[Start of section]

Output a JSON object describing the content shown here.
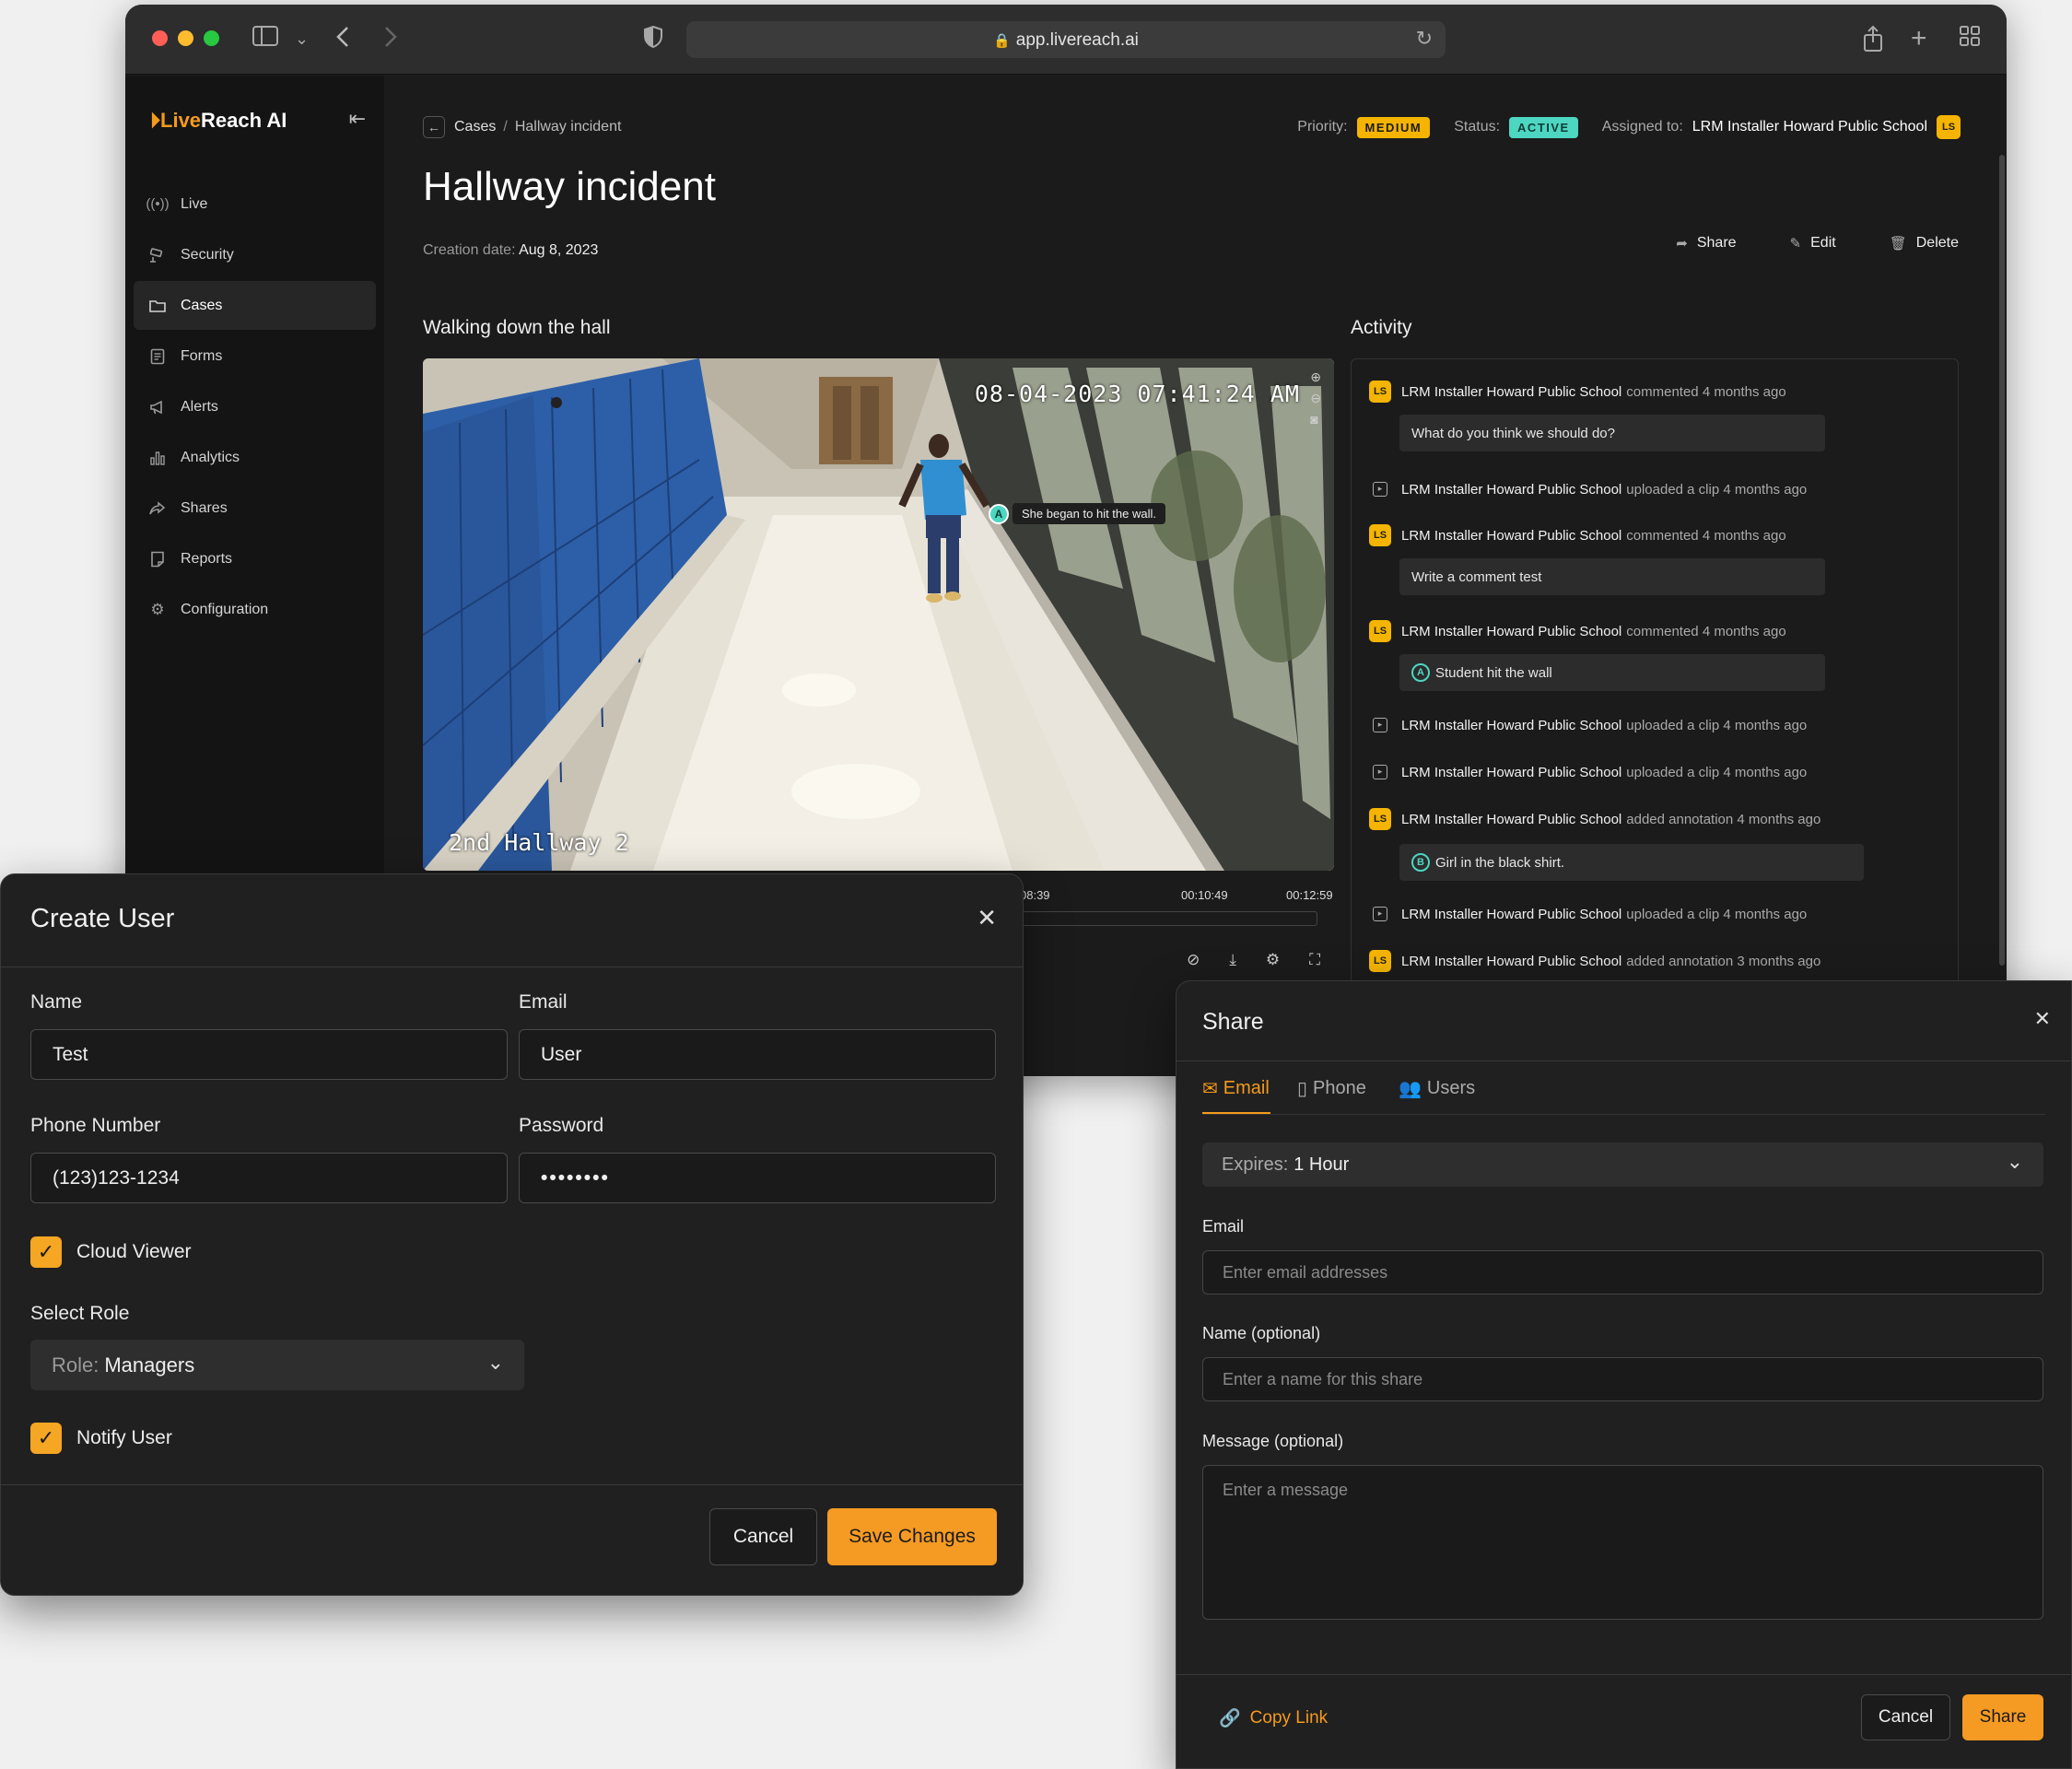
{
  "browser": {
    "url": "app.livereach.ai",
    "traffic_light_colors": [
      "#ff5f57",
      "#febc2e",
      "#28c840"
    ]
  },
  "sidebar": {
    "brand_live": "Live",
    "brand_rest": "Reach AI",
    "items": [
      {
        "label": "Live",
        "icon": "live-icon"
      },
      {
        "label": "Security",
        "icon": "security-camera-icon"
      },
      {
        "label": "Cases",
        "icon": "folder-icon",
        "active": true
      },
      {
        "label": "Forms",
        "icon": "form-icon"
      },
      {
        "label": "Alerts",
        "icon": "megaphone-icon"
      },
      {
        "label": "Analytics",
        "icon": "bar-chart-icon"
      },
      {
        "label": "Shares",
        "icon": "share-icon"
      },
      {
        "label": "Reports",
        "icon": "report-icon"
      },
      {
        "label": "Configuration",
        "icon": "gear-icon"
      }
    ]
  },
  "case": {
    "breadcrumb_parent": "Cases",
    "breadcrumb_separator": "/",
    "breadcrumb_current": "Hallway incident",
    "priority_label": "Priority:",
    "priority": "MEDIUM",
    "status_label": "Status:",
    "status": "ACTIVE",
    "assigned_label": "Assigned to:",
    "assigned_to": "LRM Installer Howard Public School",
    "assigned_initials": "LS",
    "title": "Hallway incident",
    "creation_label": "Creation date:",
    "creation_date": "Aug 8, 2023",
    "actions": {
      "share": "Share",
      "edit": "Edit",
      "delete": "Delete"
    },
    "clip_title": "Walking down the hall",
    "activity_title": "Activity"
  },
  "video": {
    "timestamp": "08-04-2023 07:41:24 AM",
    "camera_label": "2nd Hallway 2",
    "annotation_marker": "A",
    "annotation_text": "She began to hit the wall.",
    "ticks": [
      "08:39",
      "00:10:49",
      "00:12:59"
    ]
  },
  "activity": [
    {
      "type": "comment",
      "user": "LRM Installer Howard Public School",
      "action": "commented 4 months ago",
      "text": "What do you think we should do?"
    },
    {
      "type": "clip",
      "user": "LRM Installer Howard Public School",
      "action": "uploaded a clip 4 months ago"
    },
    {
      "type": "comment",
      "user": "LRM Installer Howard Public School",
      "action": "commented 4 months ago",
      "text": "Write a comment test"
    },
    {
      "type": "comment",
      "user": "LRM Installer Howard Public School",
      "action": "commented 4 months ago",
      "text": "Student hit the wall",
      "marker": "A"
    },
    {
      "type": "clip",
      "user": "LRM Installer Howard Public School",
      "action": "uploaded a clip 4 months ago"
    },
    {
      "type": "clip",
      "user": "LRM Installer Howard Public School",
      "action": "uploaded a clip 4 months ago"
    },
    {
      "type": "annotation",
      "user": "LRM Installer Howard Public School",
      "action": "added annotation 4 months ago",
      "text": "Girl in the black shirt.",
      "marker": "B"
    },
    {
      "type": "clip",
      "user": "LRM Installer Howard Public School",
      "action": "uploaded a clip 4 months ago"
    },
    {
      "type": "annotation",
      "user": "LRM Installer Howard Public School",
      "action": "added annotation 3 months ago"
    }
  ],
  "create_user": {
    "title": "Create User",
    "name_label": "Name",
    "name_value": "Test",
    "email_label": "Email",
    "email_value": "User",
    "phone_label": "Phone Number",
    "phone_value": "(123)123-1234",
    "password_label": "Password",
    "password_value": "••••••••",
    "cloud_viewer_label": "Cloud Viewer",
    "cloud_viewer_checked": true,
    "role_section_label": "Select Role",
    "role_prefix": "Role:",
    "role_value": "Managers",
    "notify_label": "Notify User",
    "notify_checked": true,
    "cancel_label": "Cancel",
    "save_label": "Save Changes"
  },
  "share": {
    "title": "Share",
    "tabs": [
      "Email",
      "Phone",
      "Users"
    ],
    "active_tab": "Email",
    "expires_prefix": "Expires:",
    "expires_value": "1 Hour",
    "email_label": "Email",
    "email_placeholder": "Enter email addresses",
    "name_label": "Name (optional)",
    "name_placeholder": "Enter a name for this share",
    "message_label": "Message (optional)",
    "message_placeholder": "Enter a message",
    "copy_link_label": "Copy Link",
    "cancel_label": "Cancel",
    "share_label": "Share"
  },
  "colors": {
    "accent": "#f59a1c",
    "priority_badge": "#f5b400",
    "status_badge": "#4dd6c1"
  }
}
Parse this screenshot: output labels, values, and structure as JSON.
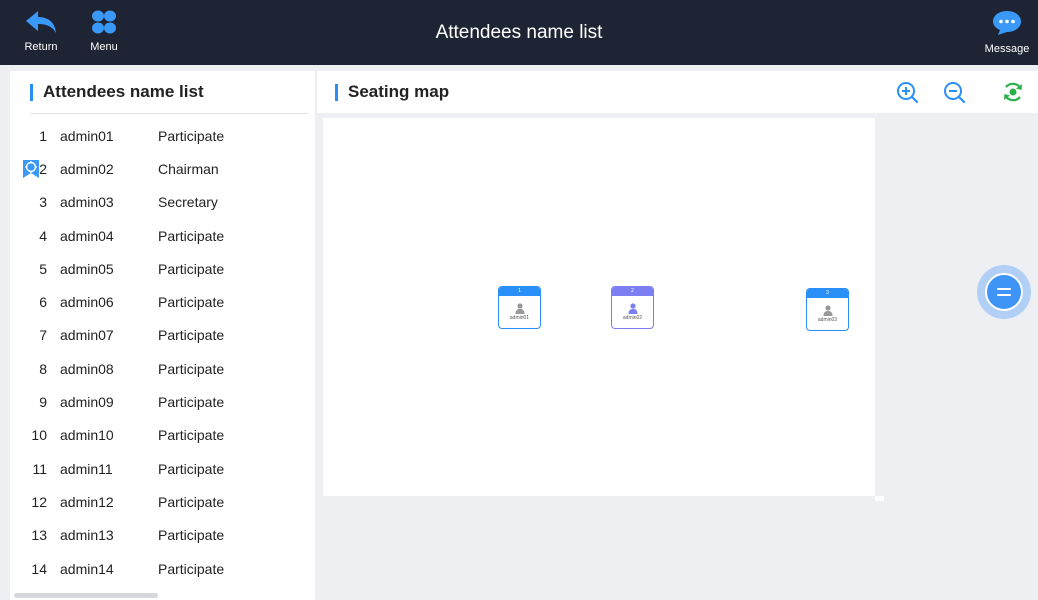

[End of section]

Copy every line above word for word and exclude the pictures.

Output a JSON object describing the content shown here.
{
  "browser": {
    "url": "app.livereach.ai",
    "traffic_light_colors": [
      "#ff5f57",
      "#febc2e",
      "#28c840"
    ]
  },
  "sidebar": {
    "brand_live": "Live",
    "brand_rest": "Reach AI",
    "items": [
      {
        "label": "Live",
        "icon": "live-icon"
      },
      {
        "label": "Security",
        "icon": "security-camera-icon"
      },
      {
        "label": "Cases",
        "icon": "folder-icon",
        "active": true
      },
      {
        "label": "Forms",
        "icon": "form-icon"
      },
      {
        "label": "Alerts",
        "icon": "megaphone-icon"
      },
      {
        "label": "Analytics",
        "icon": "bar-chart-icon"
      },
      {
        "label": "Shares",
        "icon": "share-icon"
      },
      {
        "label": "Reports",
        "icon": "report-icon"
      },
      {
        "label": "Configuration",
        "icon": "gear-icon"
      }
    ]
  },
  "case": {
    "breadcrumb_parent": "Cases",
    "breadcrumb_separator": "/",
    "breadcrumb_current": "Hallway incident",
    "priority_label": "Priority:",
    "priority": "MEDIUM",
    "status_label": "Status:",
    "status": "ACTIVE",
    "assigned_label": "Assigned to:",
    "assigned_to": "LRM Installer Howard Public School",
    "assigned_initials": "LS",
    "title": "Hallway incident",
    "creation_label": "Creation date:",
    "creation_date": "Aug 8, 2023",
    "actions": {
      "share": "Share",
      "edit": "Edit",
      "delete": "Delete"
    },
    "clip_title": "Walking down the hall",
    "activity_title": "Activity"
  },
  "video": {
    "timestamp": "08-04-2023 07:41:24 AM",
    "camera_label": "2nd Hallway 2",
    "annotation_marker": "A",
    "annotation_text": "She began to hit the wall.",
    "ticks": [
      "08:39",
      "00:10:49",
      "00:12:59"
    ]
  },
  "activity": [
    {
      "type": "comment",
      "user": "LRM Installer Howard Public School",
      "action": "commented 4 months ago",
      "text": "What do you think we should do?"
    },
    {
      "type": "clip",
      "user": "LRM Installer Howard Public School",
      "action": "uploaded a clip 4 months ago"
    },
    {
      "type": "comment",
      "user": "LRM Installer Howard Public School",
      "action": "commented 4 months ago",
      "text": "Write a comment test"
    },
    {
      "type": "comment",
      "user": "LRM Installer Howard Public School",
      "action": "commented 4 months ago",
      "text": "Student hit the wall",
      "marker": "A"
    },
    {
      "type": "clip",
      "user": "LRM Installer Howard Public School",
      "action": "uploaded a clip 4 months ago"
    },
    {
      "type": "clip",
      "user": "LRM Installer Howard Public School",
      "action": "uploaded a clip 4 months ago"
    },
    {
      "type": "annotation",
      "user": "LRM Installer Howard Public School",
      "action": "added annotation 4 months ago",
      "text": "Girl in the black shirt.",
      "marker": "B"
    },
    {
      "type": "clip",
      "user": "LRM Installer Howard Public School",
      "action": "uploaded a clip 4 months ago"
    },
    {
      "type": "annotation",
      "user": "LRM Installer Howard Public School",
      "action": "added annotation 3 months ago"
    }
  ],
  "create_user": {
    "title": "Create User",
    "name_label": "Name",
    "name_value": "Test",
    "email_label": "Email",
    "email_value": "User",
    "phone_label": "Phone Number",
    "phone_value": "(123)123-1234",
    "password_label": "Password",
    "password_value": "••••••••",
    "cloud_viewer_label": "Cloud Viewer",
    "cloud_viewer_checked": true,
    "role_section_label": "Select Role",
    "role_prefix": "Role:",
    "role_value": "Managers",
    "notify_label": "Notify User",
    "notify_checked": true,
    "cancel_label": "Cancel",
    "save_label": "Save Changes"
  },
  "share": {
    "title": "Share",
    "tabs": [
      "Email",
      "Phone",
      "Users"
    ],
    "active_tab": "Email",
    "expires_prefix": "Expires:",
    "expires_value": "1 Hour",
    "email_label": "Email",
    "email_placeholder": "Enter email addresses",
    "name_label": "Name (optional)",
    "name_placeholder": "Enter a name for this share",
    "message_label": "Message (optional)",
    "message_placeholder": "Enter a message",
    "copy_link_label": "Copy Link",
    "cancel_label": "Cancel",
    "share_label": "Share"
  },
  "colors": {
    "accent": "#f59a1c",
    "priority_badge": "#f5b400",
    "status_badge": "#4dd6c1"
  }
}
Parse this screenshot: output labels, values, and structure as JSON.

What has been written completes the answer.